Your instructions :: Your answer should consist of the lines in the following data that contain "iMindMap".
#### Entries shown
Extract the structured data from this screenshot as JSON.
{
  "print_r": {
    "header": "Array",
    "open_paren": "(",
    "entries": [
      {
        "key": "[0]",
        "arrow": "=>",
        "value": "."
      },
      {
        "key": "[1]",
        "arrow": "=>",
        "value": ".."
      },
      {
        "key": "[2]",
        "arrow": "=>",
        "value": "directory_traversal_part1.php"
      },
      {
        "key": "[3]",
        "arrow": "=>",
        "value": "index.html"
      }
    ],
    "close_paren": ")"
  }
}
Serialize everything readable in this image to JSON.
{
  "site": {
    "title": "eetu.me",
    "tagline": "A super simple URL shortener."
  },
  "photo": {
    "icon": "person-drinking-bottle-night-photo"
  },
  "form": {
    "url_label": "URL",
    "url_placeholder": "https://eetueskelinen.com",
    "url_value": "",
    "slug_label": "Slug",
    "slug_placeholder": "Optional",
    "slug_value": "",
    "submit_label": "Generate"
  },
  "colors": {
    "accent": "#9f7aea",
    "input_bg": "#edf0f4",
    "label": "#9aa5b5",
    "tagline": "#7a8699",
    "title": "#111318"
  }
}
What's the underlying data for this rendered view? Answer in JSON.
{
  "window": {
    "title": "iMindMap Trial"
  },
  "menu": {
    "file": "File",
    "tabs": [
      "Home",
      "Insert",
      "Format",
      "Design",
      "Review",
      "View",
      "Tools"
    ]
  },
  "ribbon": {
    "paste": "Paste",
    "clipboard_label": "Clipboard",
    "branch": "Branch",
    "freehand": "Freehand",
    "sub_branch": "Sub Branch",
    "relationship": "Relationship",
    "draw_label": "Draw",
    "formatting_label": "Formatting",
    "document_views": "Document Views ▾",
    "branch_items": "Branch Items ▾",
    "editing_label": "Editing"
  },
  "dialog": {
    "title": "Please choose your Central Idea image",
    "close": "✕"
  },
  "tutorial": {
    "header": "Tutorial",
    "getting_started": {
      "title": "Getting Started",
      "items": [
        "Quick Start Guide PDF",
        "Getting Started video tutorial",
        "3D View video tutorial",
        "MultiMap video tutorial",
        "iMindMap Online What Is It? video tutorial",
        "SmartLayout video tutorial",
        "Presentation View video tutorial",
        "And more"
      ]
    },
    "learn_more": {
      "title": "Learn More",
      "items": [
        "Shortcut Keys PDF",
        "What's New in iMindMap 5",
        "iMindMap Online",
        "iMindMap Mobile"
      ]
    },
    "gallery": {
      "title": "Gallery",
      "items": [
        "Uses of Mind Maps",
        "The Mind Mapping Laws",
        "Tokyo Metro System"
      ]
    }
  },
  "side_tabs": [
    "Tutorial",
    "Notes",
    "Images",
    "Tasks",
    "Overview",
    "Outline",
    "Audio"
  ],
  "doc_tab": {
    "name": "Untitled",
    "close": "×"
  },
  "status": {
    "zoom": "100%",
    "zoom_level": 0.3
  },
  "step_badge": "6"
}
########
Response below ::
    "title": "iMindMap Trial"
        "iMindMap Online What Is It? video tutorial",
        "What's New in iMindMap 5",
        "iMindMap Online",
        "iMindMap Mobile"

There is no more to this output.